The action falls short of full “association” and highlights the gulf between the US – the strongest backer of the accord – and the other key nations on how to deliver a global deal to combat climate change.
Since Copenhagen, there has been confusion over how a legally binding treaty to reduce greenhouse gas emissions can be achieved. All observers, including the UN’s top climate official, Yvo de Boer, are now clear that no such deal will be signed in 2010, with a meeting in South Africa in December 2011 now seen as the earliest date.
At the heart of the disagreement is whether a new global treaty, like the existing Kyoto protocol, must be agreed unanimously by all 192 members of the UN Framework Convention on Climate Change (UNFCCC) and be a continuation of Kyoto, which enshrines bindings carbon cuts on industrialised nations but not on developing ones.
In a letter to de Boer, Trigg Valley, the director of the US office of global climate change, did move back from earlier suggestions that the US wanted to ditch the UN process, seen as cumbersome by some, and negotiate climate change in a smaller group like the G20 or Major Economies Forum. But he has proposed to set aside some of the existing UN texts, which had been laboriously negotiated over several years, and replace them with passages from the Copenhagen accord.
In the letter from India, Rajani Ranjan Rashmi, environment and forests minister, states baldly the unacceptability of this approach: “The accord is not a new track of negotiations or a template for outcomes.”
China‘s submissions are also unequivocal. The Chinese prime minister, Wen Jiabao, strongly backs the UN process and its consensus-based approach to reaching agreement. “It is neither viable nor acceptable to start a new negotiation process outside the [UNFCCC] and the [Kyoto] protocol”, he said.
The US now appears isolated as China, India and many other countries, firmly support the idea of continuing with the two existing UN negotiating tracks to try to achieve a consensus.

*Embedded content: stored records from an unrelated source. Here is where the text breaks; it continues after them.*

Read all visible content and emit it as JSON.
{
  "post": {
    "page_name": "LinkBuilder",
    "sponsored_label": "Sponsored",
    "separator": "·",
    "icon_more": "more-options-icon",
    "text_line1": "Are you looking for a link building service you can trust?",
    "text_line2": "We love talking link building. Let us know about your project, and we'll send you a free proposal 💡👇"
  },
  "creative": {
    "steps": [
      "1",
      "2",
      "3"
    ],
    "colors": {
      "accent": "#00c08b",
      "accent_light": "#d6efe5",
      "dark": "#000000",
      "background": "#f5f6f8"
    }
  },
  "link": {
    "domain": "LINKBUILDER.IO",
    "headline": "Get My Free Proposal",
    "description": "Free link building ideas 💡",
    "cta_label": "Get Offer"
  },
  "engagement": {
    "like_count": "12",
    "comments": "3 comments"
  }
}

The battle of the texts was fought for much of last year with the US backed by Britain and the rest of Europe. Today, the European Commission’s first formal statement since Copenhagen offered some support for the US: “The political guidance in the Copenhagen Accord – which was not formally adopted as a UN decision – needs to be integrated into the UN negotiating texts that contain the basis of the future global climate agreement.”
But some rich country governments now accept privately that they had “crossed a red line” and failed to recognise that developing countries had not been prepared to abandon the Kyoto protocol without a new legal agreement in place to ensure developed countries reduced emissions.
“The US wants to appear to be leading the world on climate change but it is in a very, very difficult position,” said Tom Burke, founder of the consultancy E3G, citing the difficulty President Obama faces in getting a climate change bill through a reluctant senate.
In an recent interview with the Guardian, Yvo de Boer,, played down talk of radical change to the way to the UN process demands unanimous decisions, which some, including Gordon Brown, blamed for a lack of progress in climate talks. He said a major stumbling block to an agreement remained mistrust between the developing and developed countries over the finance needed to help countries adapt to the impacts of global warming.
Rich countries had offered “recycled contributions from the past” he said, while the build-up to the Copenhagen summit had focused too much on the issue of binding emission reduction targets. De Boer has announced he will step down from the UNFCCC in July. Yesterday, the South African tourism minister, Marthinus van Schalkwyk, was nominated by President Jacob Zuma as a candidate. But other candidates, including from India and possibly Indonesia, are expected to make the private shortlist from which the UN secretary general, Ban Ki-moon, will make his choice.